Oops. Seems if you donate money to help build chicken farms in Kenya, you might get a wee bit upset if the money instead ends up in a preacher’s personal bank account. Upset enough to sue said preacher. That’s what is happening in Orlando between a millionaire donor and the head of a large Baptist church there. My question is this: chicken farms? (Well, ok, I guess so, after reading about badass birds of the Bible.)
One preacher who not only has integrity but also the title of America’s Pastor just turned 95 this week. Billy Graham continues to preach the Gospel, and though his voice may be faint, his heart is not. Did any of you come to faith at a Billy Graham crusade?
Others who celebrated birthdays this last week include my newest granddaughter, Saylor Cypert, born to Chris and Rebekah, on Thursday; Burt Lancaster; Amar Bose; Stefanie Powers; Charles Bronson; Larry Holmes; Will Rogers; Walter Cronkite; Art Carney; Laura Bush; Roy Rogers; Art Garfunkel; Sally Field; Joni Mitchell; Bram Stoker; and Bonny Raitt.
I asked iMonk Ted of Maine to share what Joni Mitchell means to him.
Jeff asked me to write a bit in honor of Joni Mitchell’s seventieth birthday. I need to be careful what I say in case my wife reads this, so I’ll stick to Joni’s music—although she herself thought her music secondary, a means of putting herself through art school and of buying cigarettes.
My first awareness of Joni Mitchell’s music was in 1971 while lobster fishing as a teenager with my father. That summer, the coolest song that ever came over that boring old AM radio station (I think Dad kept it on only so he wouldn’t miss Paul Harvey News) began with the lyrics, “The wind is in from Africa; last night I couldn’t sleep” and it turned out to be Joni’s song “Carey”. I re-discovered it a few years ago with her “Blue” CD, and recently I’ve burned a copy and listen in the car. It’s new every time I hear it.
Lobstering on my own now, I’ve since made a fan out of at least one crew member—there was a folk program that used to come on every week (different radio station, and sadly no more Paul Harvey) and the host would open each time with a Joni Mitchell song. I’d shove the poor guy out of my way and scramble for the volume knob and crank it up. He got the hint and bought me her “Travelogue” CD for Christmas, just released that year and featuring artwork and music about the September 11 tragedy.
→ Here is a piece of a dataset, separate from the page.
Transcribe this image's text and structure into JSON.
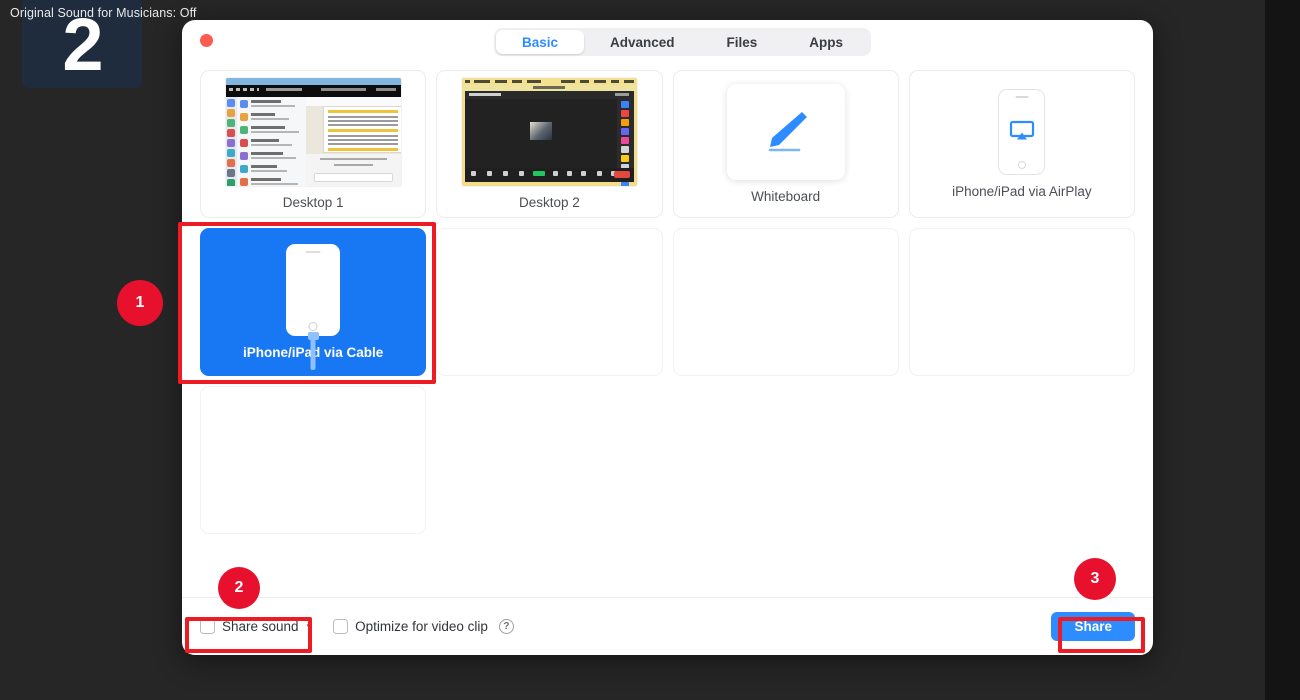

Besides her incredible vocal range (in spite of chain-smoking) and her songwriting that made that voice possible (in the early days at least; it’s huskier now and she’s singing jazz and torch songs), the lyrics grab my attention. She writes about life—joys and sorrows, broken relationships, and having fun (“Come on down to the Mermaid Café and I will buy you a bottle of wine, and we’ll laugh and toast to nothing and smash our empty glasses down”). Growing up conservative, the smashing of wine glasses didn’t make sense, but by now I can appreciate the act in the song at least (still, who is supposed to clean that up?). Like good literature, she says more with fewer words, painting a picture in the mind (if not on canvas), whether writing about giving her baby up for adoption (“Little Green”) or breaking up with a man, possibly Leonard Cohen (“Oh, you’re in my blood like holy wine; you taste so bitter and so sweet. Oh, I could drink a case of you darling, and I would still be on my feet”), or worrying about a friend mixed up in the occult (“I think of rain, I think of roses blue; I think of Rose, my heart begins to tremble, to see the place she’s lately gotten to, gotten to, gotten to”).
I’m less conservative now, or perhaps more so; and I see grace in more places than I used to because God’s in charge of it and he’s not stingy. Joni’s music points me to the joy and caring and truth that only comes from grace, whether she is aware of it or not. Oh, there are other musicians that do that for me too, some of them unfit to mention (as some might think) in a conversation about grace; but this is Joni’s three-score and ten and I thank God she’s made it this far.
Thanks, Ted. Joni Mitchell. Enjoy.